Ballarat
03 5331 4444
Bacchus Marsh
03 5366 3888

Asset Protection Basics

If you are about to buy, or are in the early stages of operating a new business, you should be careful to choose the most suitable ownership structure.

Often, all too little attention is given to this important issue. Once you are locked in to a certain structure, it can be difficult and costly to change later, so it is important to get it right from the start.

There are a number of considerations, including:
  • income tax minimisation
  • flexibility to allow more parties to become owners later on
  • capital gains tax consequences on selling the business
  • weighing up the relative administrative costs of the different structures.
Asset protection should also be a major factor. This is about designing your business structure so that debts and claims relating to the business are, as far as possible, kept separate from your other valuable assets.

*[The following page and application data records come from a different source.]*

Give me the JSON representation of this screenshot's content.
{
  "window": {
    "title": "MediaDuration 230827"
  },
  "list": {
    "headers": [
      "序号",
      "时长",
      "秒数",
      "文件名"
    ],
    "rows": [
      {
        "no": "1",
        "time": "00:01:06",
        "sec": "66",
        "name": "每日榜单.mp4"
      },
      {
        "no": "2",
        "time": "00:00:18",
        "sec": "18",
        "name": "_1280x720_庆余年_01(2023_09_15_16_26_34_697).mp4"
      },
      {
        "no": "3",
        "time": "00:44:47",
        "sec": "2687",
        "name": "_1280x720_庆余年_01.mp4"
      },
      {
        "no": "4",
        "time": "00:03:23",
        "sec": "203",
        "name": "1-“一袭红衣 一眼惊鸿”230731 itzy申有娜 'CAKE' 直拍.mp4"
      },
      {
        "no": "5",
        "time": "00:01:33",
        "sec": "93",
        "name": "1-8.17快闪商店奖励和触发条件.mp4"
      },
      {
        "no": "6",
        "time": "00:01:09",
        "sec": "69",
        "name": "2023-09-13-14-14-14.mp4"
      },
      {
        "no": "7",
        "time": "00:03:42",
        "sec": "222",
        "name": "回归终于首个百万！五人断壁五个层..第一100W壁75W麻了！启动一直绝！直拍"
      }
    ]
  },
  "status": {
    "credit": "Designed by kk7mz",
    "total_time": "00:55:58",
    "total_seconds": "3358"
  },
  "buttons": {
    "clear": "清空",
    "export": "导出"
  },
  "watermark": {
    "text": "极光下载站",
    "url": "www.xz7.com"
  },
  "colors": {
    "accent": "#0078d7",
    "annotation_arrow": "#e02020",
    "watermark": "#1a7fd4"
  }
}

For example, you might choose to hold your business in a family trust (to enable income streaming to minimise tax) but hold the freehold for the premises from which the business operates in another entity.

Thus, if a customer successfully sued you for injuries caused by a product you sell, and their claim exceeded your insurance limit or fell within one of the many exclusions which insurance policies contain – then your freehold would be protected or “quarantined” from their claim. Your business might suffer, but you would not lose everything as a result.

Asset protection can also protect against insolvency more generally, although the benefits can be partially undermined where personal guarantees are given to banks, landlords and suppliers.

Another common example of structuring for asset protection, for more sophisticated businesses with valuable intellectual property (such as a trademark or patent), is to own that IP in a holding company or trust, which then licences the use of it to the main operating entity.

Again, if the operating entity is sued or goes into liquidation, the valuable trademark or patent is protected.

You should consider, now rather than later, whether you and your business will benefit from asset protection.

The longer you leave it, and the more valuable your assets become, then the greater the capital gains tax and, in the case of land, stamp duty, you will have to pay to transfer those assets.

Feel free to give us a call if you would like to discuss asset protection and structuring solutions

For further advice or assistance

Contact Cathy Drake on 5337 0264 or cdrake@nevetts.com.au


The information in this publication or on this website is of a general nature only. It is not, nor is it intended to be, legal advice. You should consult a lawyer for individual advice about your particular circumstances.
The information on this website is of a general nature only. It is not, nor is it intended to be, legal advice. You should consult a lawyer for individual advice about your particular circumstances. Nevett Ford do not warrant that information contained in links to third party sites are correct and accept no responsibility for the accuracy and reliability or any other matter in relation to a third party site.